Look below. Copy each line that has "JSON" in it.

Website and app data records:
--*--

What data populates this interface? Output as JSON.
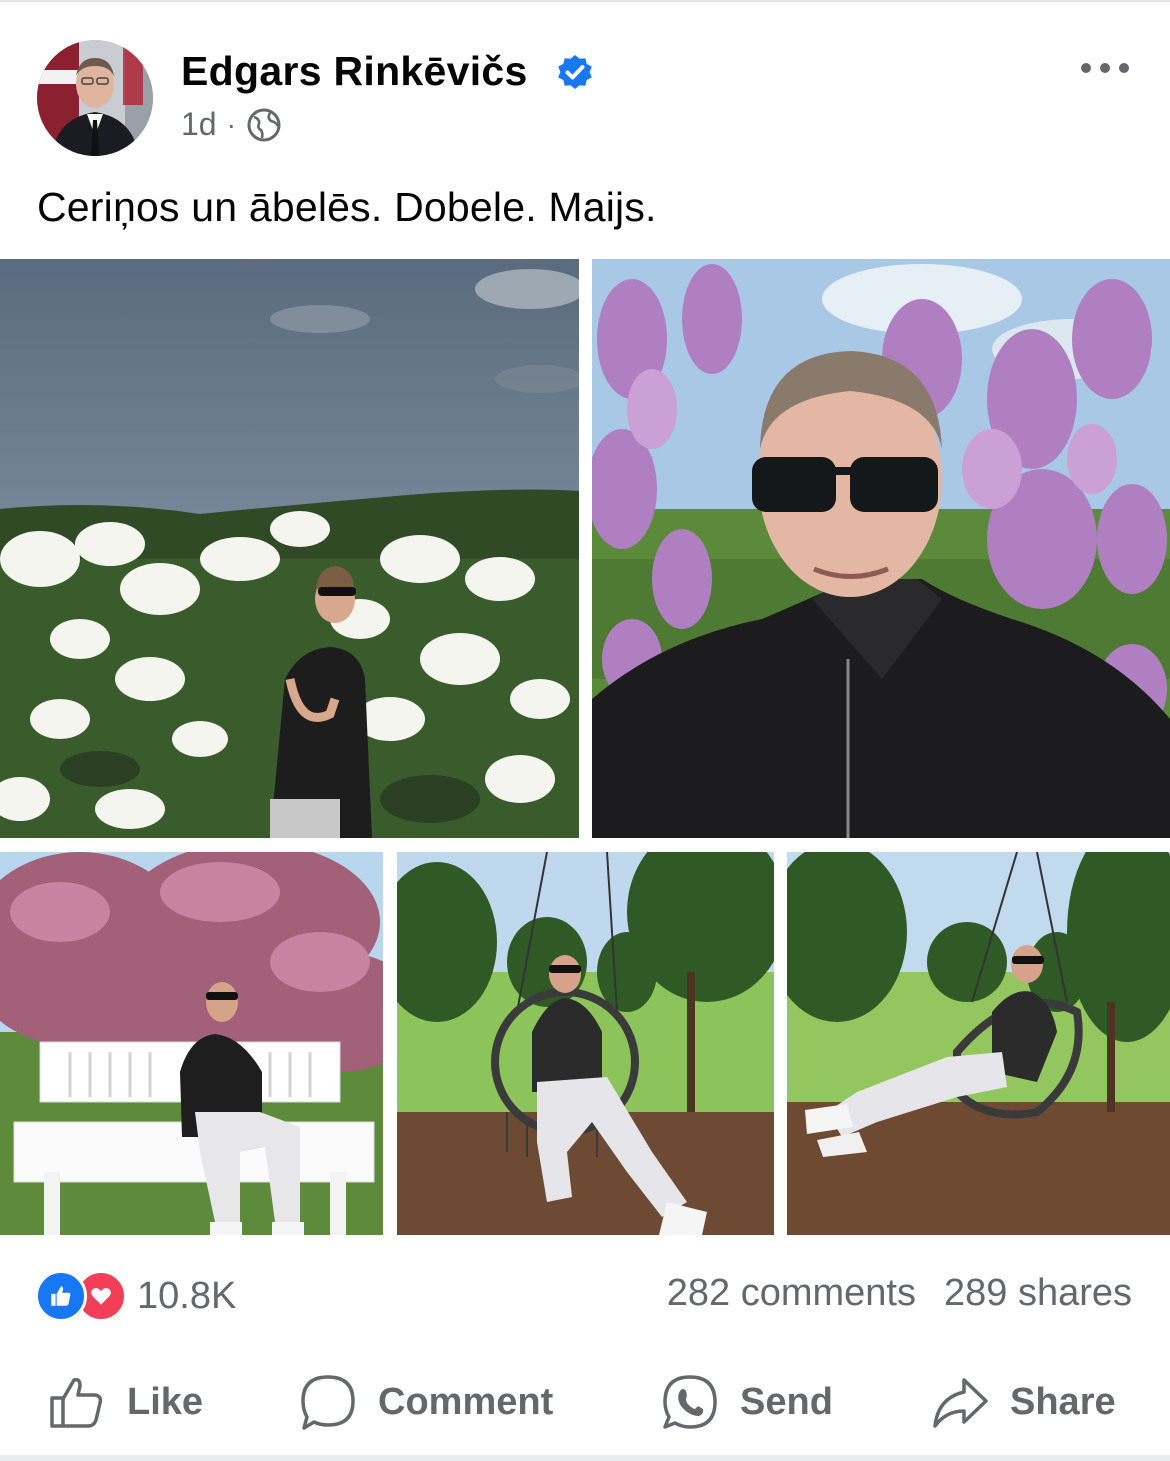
{
  "post": {
    "author": "Edgars Rinkēvičs",
    "time": "1d",
    "separator": "·",
    "caption": "Ceriņos un ābelēs. Dobele. Maijs.",
    "audience_icon": "globe-icon",
    "verified_icon": "verified-badge-icon",
    "more_icon": "more-options-icon"
  },
  "photos": [
    {
      "alt": "Man standing among white lilac bushes under a cloudy sky"
    },
    {
      "alt": "Selfie of man with sunglasses in front of purple lilacs"
    },
    {
      "alt": "Man sitting on a white bench under pink blossoming apple tree"
    },
    {
      "alt": "Man sitting in a hanging swing chair in a park"
    },
    {
      "alt": "Man leaning back in a hanging swing chair"
    }
  ],
  "stats": {
    "reactions_count": "10.8K",
    "comments": "282 comments",
    "shares": "289 shares",
    "reaction_icons": [
      "like-reaction-icon",
      "love-reaction-icon"
    ]
  },
  "actions": {
    "like": "Like",
    "comment": "Comment",
    "send": "Send",
    "share": "Share"
  },
  "colors": {
    "brand_blue": "#1877f2",
    "love_red": "#f33e58",
    "secondary_text": "#65676b"
  }
}
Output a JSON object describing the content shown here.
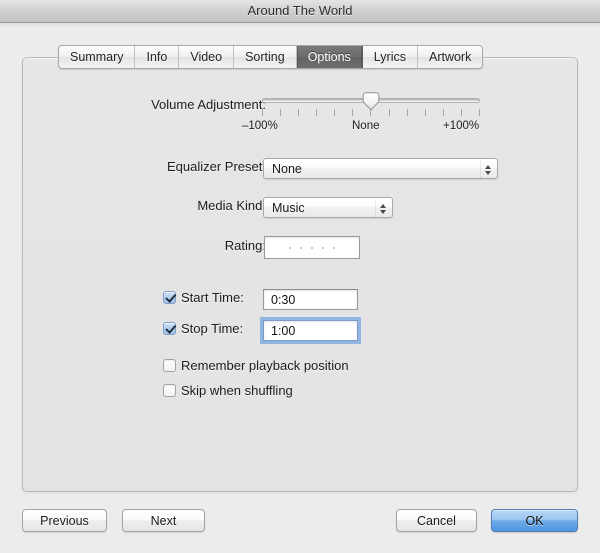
{
  "window": {
    "title": "Around The World"
  },
  "tabs": [
    {
      "label": "Summary",
      "selected": false
    },
    {
      "label": "Info",
      "selected": false
    },
    {
      "label": "Video",
      "selected": false
    },
    {
      "label": "Sorting",
      "selected": false
    },
    {
      "label": "Options",
      "selected": true
    },
    {
      "label": "Lyrics",
      "selected": false
    },
    {
      "label": "Artwork",
      "selected": false
    }
  ],
  "form": {
    "volume": {
      "label": "Volume Adjustment:",
      "min_label": "–100%",
      "center_label": "None",
      "max_label": "+100%",
      "value_percent": 0,
      "tick_count": 13
    },
    "equalizer": {
      "label": "Equalizer Preset:",
      "value": "None"
    },
    "media_kind": {
      "label": "Media Kind:",
      "value": "Music"
    },
    "rating": {
      "label": "Rating:",
      "stars": 0,
      "star_slots": 5
    },
    "start_time": {
      "label": "Start Time:",
      "value": "0:30",
      "checked": true,
      "focused": false
    },
    "stop_time": {
      "label": "Stop Time:",
      "value": "1:00",
      "checked": true,
      "focused": true
    },
    "remember_position": {
      "label": "Remember playback position",
      "checked": false
    },
    "skip_shuffling": {
      "label": "Skip when shuffling",
      "checked": false
    }
  },
  "buttons": {
    "previous": "Previous",
    "next": "Next",
    "cancel": "Cancel",
    "ok": "OK"
  },
  "colors": {
    "accent_blue": "#4f96e2",
    "focus_ring": "#78a5e1",
    "selected_tab": "#6b6b6b",
    "panel_bg": "#e4e4e4"
  }
}
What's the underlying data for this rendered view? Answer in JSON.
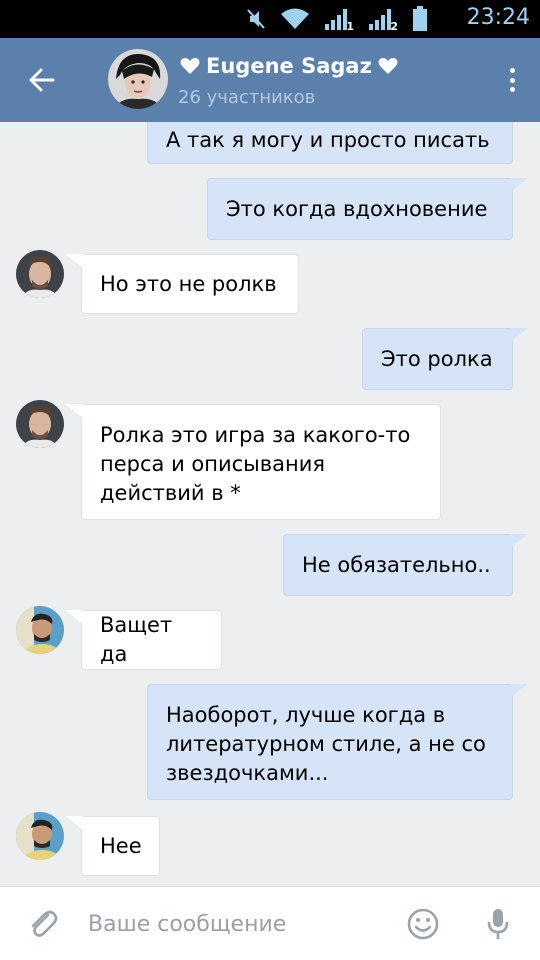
{
  "status_bar": {
    "time": "23:24",
    "sim1_label": "1",
    "sim2_label": "2"
  },
  "header": {
    "title": "Eugene Sagaz",
    "subtitle": "26 участников"
  },
  "messages": [
    {
      "direction": "out",
      "text": "А так я могу и просто писать"
    },
    {
      "direction": "out",
      "text": "Это когда вдохновение"
    },
    {
      "direction": "in",
      "sender": "user-a",
      "text": "Но это не ролкв"
    },
    {
      "direction": "out",
      "text": "Это ролка"
    },
    {
      "direction": "in",
      "sender": "user-a",
      "lines": [
        "Ролка это игра за какого-то",
        "перса и описывания",
        "действий в *"
      ]
    },
    {
      "direction": "out",
      "text": "Не обязательно.."
    },
    {
      "direction": "in",
      "sender": "user-b",
      "text": "Ващет да"
    },
    {
      "direction": "out",
      "lines": [
        "Наоборот, лучше когда в",
        "литературном стиле, а не со",
        "звездочками..."
      ]
    },
    {
      "direction": "in",
      "sender": "user-b",
      "text": "Нее"
    }
  ],
  "composer": {
    "placeholder": "Ваше сообщение"
  },
  "colors": {
    "header_bg": "#5b80ab",
    "outgoing_bubble": "#d5e5f7",
    "incoming_bubble": "#ffffff",
    "chat_bg": "#edeef0",
    "status_icons": "#9ed2ef"
  }
}
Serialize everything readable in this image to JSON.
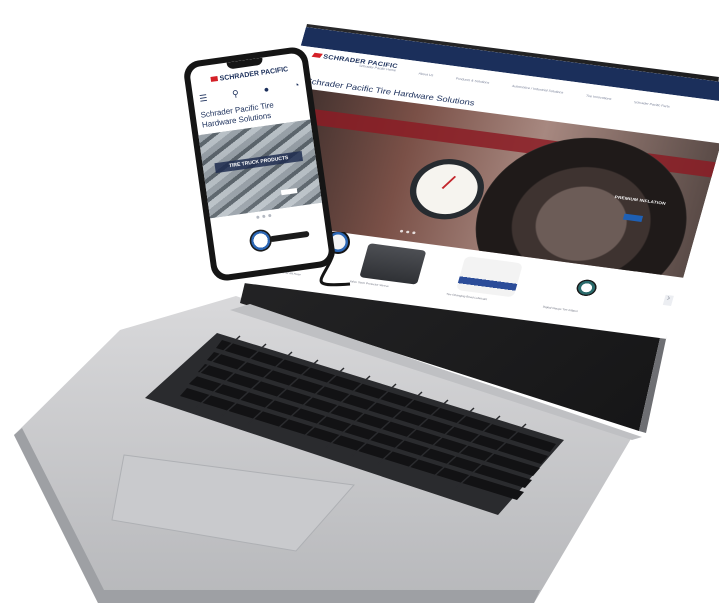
{
  "laptop_site": {
    "brand": "SCHRADER PACIFIC",
    "menu": [
      "Schrader Pacific Home",
      "About Us",
      "Products & Solutions",
      "Automotive / Industrial Solutions",
      "Tire Innovations",
      "Schrader Pacific Parts"
    ],
    "title": "Schrader Pacific Tire Hardware Solutions",
    "hero_caption": "PREMIUM INFLATION",
    "products": [
      {
        "label": "Dial Gauge Tire Inflator w/ 6ft Hose"
      },
      {
        "label": "Valve Stem Protector Sleeve"
      },
      {
        "label": "Tire Changing Bead Lubricant"
      },
      {
        "label": "Digital Gauge Tire Inflator"
      }
    ]
  },
  "phone_site": {
    "brand": "SCHRADER PACIFIC",
    "title": "Schrader Pacific Tire Hardware Solutions",
    "hero_caption": "TIRE TRUCK PRODUCTS",
    "icons": [
      "menu-icon",
      "search-icon",
      "user-icon",
      "cart-icon"
    ]
  },
  "colors": {
    "brand_navy": "#1b2f5b",
    "brand_red": "#d42027",
    "accent_blue": "#1e60b5"
  }
}
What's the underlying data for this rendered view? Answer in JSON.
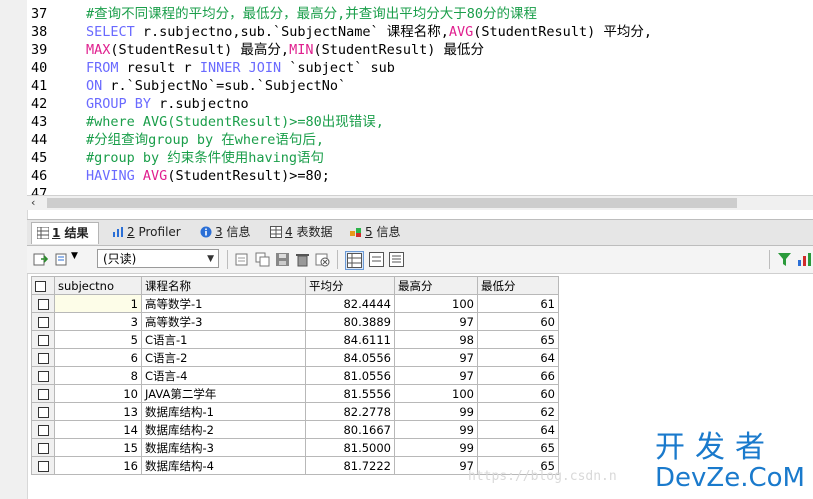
{
  "editor": {
    "lines": [
      {
        "no": "37",
        "segments": [
          [
            "cm",
            "#查询不同课程的平均分，最低分，最高分,并查询出平均分大于80分的课程"
          ]
        ]
      },
      {
        "no": "38",
        "segments": [
          [
            "kw",
            "SELECT"
          ],
          [
            "",
            "r.subjectno,sub.`SubjectName` 课程名称,"
          ],
          [
            "fn",
            "AVG"
          ],
          [
            "",
            "(StudentResult) 平均分,"
          ]
        ]
      },
      {
        "no": "39",
        "segments": [
          [
            "fn",
            "MAX"
          ],
          [
            "",
            "(StudentResult) 最高分,"
          ],
          [
            "fn",
            "MIN"
          ],
          [
            "",
            "(StudentResult) 最低分"
          ]
        ]
      },
      {
        "no": "40",
        "segments": [
          [
            "kw",
            "FROM"
          ],
          [
            "",
            "result r "
          ],
          [
            "kw",
            "INNER JOIN"
          ],
          [
            "",
            "`subject` sub"
          ]
        ]
      },
      {
        "no": "41",
        "segments": [
          [
            "kw",
            "ON"
          ],
          [
            "",
            "r.`SubjectNo`=sub.`SubjectNo`"
          ]
        ]
      },
      {
        "no": "42",
        "segments": [
          [
            "kw",
            "GROUP BY"
          ],
          [
            "",
            "r.subjectno"
          ]
        ]
      },
      {
        "no": "43",
        "segments": [
          [
            "cm",
            "#where AVG(StudentResult)>=80出现错误,"
          ]
        ]
      },
      {
        "no": "44",
        "segments": [
          [
            "cm",
            "#分组查询group by 在where语句后,"
          ]
        ]
      },
      {
        "no": "45",
        "segments": [
          [
            "cm",
            "#group by 约束条件使用having语句"
          ]
        ]
      },
      {
        "no": "46",
        "segments": [
          [
            "kw",
            "HAVING"
          ],
          [
            "fn",
            "AVG"
          ],
          [
            "",
            "(StudentResult)>=80;"
          ]
        ]
      },
      {
        "no": "47",
        "segments": []
      }
    ]
  },
  "tabs": [
    {
      "num": "1",
      "label": "结果",
      "active": true
    },
    {
      "num": "2",
      "label": "Profiler",
      "active": false
    },
    {
      "num": "3",
      "label": "信息",
      "active": false
    },
    {
      "num": "4",
      "label": "表数据",
      "active": false
    },
    {
      "num": "5",
      "label": "信息",
      "active": false
    }
  ],
  "toolbar": {
    "mode_select": "(只读)"
  },
  "grid": {
    "headers": [
      "subjectno",
      "课程名称",
      "平均分",
      "最高分",
      "最低分"
    ],
    "rows": [
      [
        "1",
        "高等数学-1",
        "82.4444",
        "100",
        "61"
      ],
      [
        "3",
        "高等数学-3",
        "80.3889",
        "97",
        "60"
      ],
      [
        "5",
        "C语言-1",
        "84.6111",
        "98",
        "65"
      ],
      [
        "6",
        "C语言-2",
        "84.0556",
        "97",
        "64"
      ],
      [
        "8",
        "C语言-4",
        "81.0556",
        "97",
        "66"
      ],
      [
        "10",
        "JAVA第二学年",
        "81.5556",
        "100",
        "60"
      ],
      [
        "13",
        "数据库结构-1",
        "82.2778",
        "99",
        "62"
      ],
      [
        "14",
        "数据库结构-2",
        "80.1667",
        "99",
        "64"
      ],
      [
        "15",
        "数据库结构-3",
        "81.5000",
        "99",
        "65"
      ],
      [
        "16",
        "数据库结构-4",
        "81.7222",
        "97",
        "65"
      ]
    ]
  },
  "watermark": "https://blog.csdn.n",
  "brand": {
    "line1": "开发者",
    "line2": "DevZe.CoM"
  },
  "colors": {
    "keyword": "#6a6aff",
    "function": "#e0208f",
    "comment": "#1a9e4a",
    "brand": "#1a7acc"
  }
}
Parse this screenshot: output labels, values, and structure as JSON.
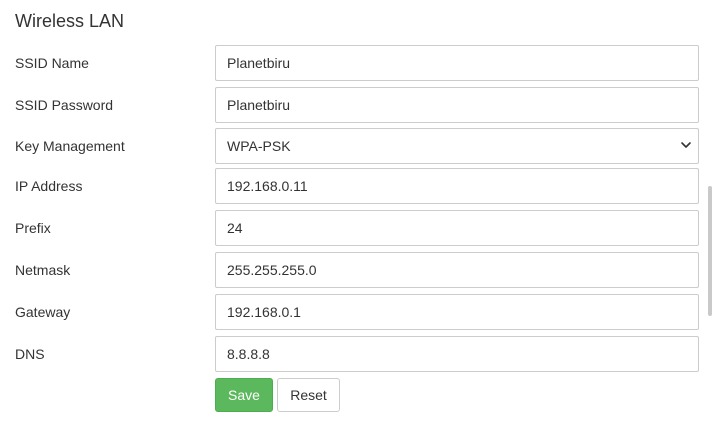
{
  "section": {
    "title": "Wireless LAN"
  },
  "form": {
    "ssid_name": {
      "label": "SSID Name",
      "value": "Planetbiru"
    },
    "ssid_password": {
      "label": "SSID Password",
      "value": "Planetbiru"
    },
    "key_management": {
      "label": "Key Management",
      "value": "WPA-PSK"
    },
    "ip_address": {
      "label": "IP Address",
      "value": "192.168.0.11"
    },
    "prefix": {
      "label": "Prefix",
      "value": "24"
    },
    "netmask": {
      "label": "Netmask",
      "value": "255.255.255.0"
    },
    "gateway": {
      "label": "Gateway",
      "value": "192.168.0.1"
    },
    "dns": {
      "label": "DNS",
      "value": "8.8.8.8"
    }
  },
  "buttons": {
    "save_label": "Save",
    "reset_label": "Reset"
  },
  "icons": {
    "select_chevron": "chevron-down-icon"
  },
  "colors": {
    "save_button": "#5cb85c",
    "text": "#333333",
    "border": "#cccccc"
  }
}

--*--

#### [Written answer]
What data populates this interface? Output as JSON.
Output a JSON object describing the content shown here.
What's the underlying data for this rendered view? Answer in JSON.
Serialize everything readable in this image to JSON.
What's the underlying data for this rendered view? Answer in JSON.
Parse this screenshot: output labels, values, and structure as JSON.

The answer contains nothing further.